When we say that patient navigation and case management is an integrative and end-to-end process, we mean that it goes beyond a 90-day rehabilitation stay or the end of a chemotherapy regimen. An effective patient navigator needs to set their patients up for lasting success before inpatient treatments have come to an end. Patients must have powerful resources in place to advocate for themselves and see to their own additional needs once the need for day-to-day case management has ended. If a case manager fails to do this, it means that their services have not truly been end-to-end, and they have therefore failed to live up to the definition of patient management we explored above.
A Brief History of Patient Navigation
The patient navigation model emerged as an answer to this crisis in healthcare accessibility. As the medical care landscape in the United States became more complex and specialized, the need for laypeople to have experienced, well-trained assistance navigating the process of seeking and receiving medical care increased. The first programs were designed to increase access to healthcare and promote early diagnosis of serious health issues.

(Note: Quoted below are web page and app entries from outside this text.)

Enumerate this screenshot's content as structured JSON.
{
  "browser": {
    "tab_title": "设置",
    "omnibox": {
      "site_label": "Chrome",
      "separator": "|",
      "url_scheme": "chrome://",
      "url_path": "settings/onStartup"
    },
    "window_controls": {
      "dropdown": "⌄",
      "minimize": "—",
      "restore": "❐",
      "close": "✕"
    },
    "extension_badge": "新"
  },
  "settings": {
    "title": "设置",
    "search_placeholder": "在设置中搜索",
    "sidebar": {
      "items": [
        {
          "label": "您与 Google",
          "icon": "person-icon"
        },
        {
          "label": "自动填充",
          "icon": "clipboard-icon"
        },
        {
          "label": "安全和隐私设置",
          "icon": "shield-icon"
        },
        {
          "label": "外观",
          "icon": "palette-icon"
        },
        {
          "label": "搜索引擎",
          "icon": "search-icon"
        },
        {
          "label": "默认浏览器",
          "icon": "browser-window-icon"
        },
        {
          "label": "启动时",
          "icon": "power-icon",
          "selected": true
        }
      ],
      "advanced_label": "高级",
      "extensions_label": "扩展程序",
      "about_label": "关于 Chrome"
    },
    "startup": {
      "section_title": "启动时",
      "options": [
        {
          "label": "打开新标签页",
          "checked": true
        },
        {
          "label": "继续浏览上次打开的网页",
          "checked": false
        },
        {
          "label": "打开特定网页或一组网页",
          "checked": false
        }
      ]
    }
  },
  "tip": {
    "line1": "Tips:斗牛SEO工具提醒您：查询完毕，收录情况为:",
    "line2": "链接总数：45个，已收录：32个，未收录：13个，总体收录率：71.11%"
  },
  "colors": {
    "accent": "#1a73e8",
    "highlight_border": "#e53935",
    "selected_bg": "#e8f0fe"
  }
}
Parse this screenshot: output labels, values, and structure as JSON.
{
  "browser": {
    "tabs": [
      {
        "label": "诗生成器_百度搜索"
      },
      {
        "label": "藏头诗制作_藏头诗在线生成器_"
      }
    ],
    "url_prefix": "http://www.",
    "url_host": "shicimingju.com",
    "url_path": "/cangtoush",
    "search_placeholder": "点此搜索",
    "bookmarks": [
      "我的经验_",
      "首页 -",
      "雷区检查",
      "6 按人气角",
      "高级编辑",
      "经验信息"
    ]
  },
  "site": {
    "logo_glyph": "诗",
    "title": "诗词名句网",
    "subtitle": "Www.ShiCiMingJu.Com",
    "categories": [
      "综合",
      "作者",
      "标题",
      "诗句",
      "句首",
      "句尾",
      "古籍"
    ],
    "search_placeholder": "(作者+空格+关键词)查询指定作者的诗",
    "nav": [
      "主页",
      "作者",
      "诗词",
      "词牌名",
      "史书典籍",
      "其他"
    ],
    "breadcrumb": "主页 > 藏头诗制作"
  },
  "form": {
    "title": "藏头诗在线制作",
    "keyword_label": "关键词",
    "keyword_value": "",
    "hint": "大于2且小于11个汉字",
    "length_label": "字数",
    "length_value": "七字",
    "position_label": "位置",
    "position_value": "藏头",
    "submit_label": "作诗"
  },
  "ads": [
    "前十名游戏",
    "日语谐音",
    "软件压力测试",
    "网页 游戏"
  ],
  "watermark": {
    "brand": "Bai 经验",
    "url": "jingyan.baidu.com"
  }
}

In their 2011 work, Freeman and Rodriguez frame patient navigation as a “community-based service delivery intervention.” That they front-loaded their definition with the term “community-based” speaks to the fact that the most successful outcomes are not usually those that consist of a private relationship between a navigator and a patient. Family members, caregivers, loved ones, medical specialists, and even employers should all be integral pieces of the patient navigation and case management processes. “Community-based” also refers to the fact that navigation services may be targeted towards particular communities (for example, communities with low levels of health insurance coverage).
Patient navigation programs, much like medicine itself, have become more sophisticated and specialized in the ensuing years. Today, the scope of patient navigation goes well beyond connecting low-income communities with cancer care. Patient navigators today are an end-to-end resource, participating in every aspect of care from prevention to detection and diagnosis, to treatment, right on through end-of-life care, and support for survivors.
Patient navigation and case management services can address many common barriers to care, particularly for low-income communities.
These may include:
- Financial issues
- Lack of health insurance (or “under-insurance,” such as budget plans with prohibitive co-pays and deductibles)
- Language barriers or patients who do not speak English who are seeking care in predominantly English-speaking communities
- Communication barriers related to patients being unfamiliar or uncomfortable with medical terminology can occur when someone might feel they don’t know the right words to talk about their condition and become embarrassed to seek care at all.
- Mistrust or misunderstanding of the medical care system
- Emotional barriers, including fear of hospitals due to past experiences
Apogee System Consultants: A Trusted Partner for the Patient Navigation Space
Patient navigation services are crucial for many patients going through complex medical conditions. If you’re operating in the healthcare space, patient navigation and case management are essential components for ensuring every potential patient in your footprint receives access to the services you provide. However, you don’t want to implement this critical service alone.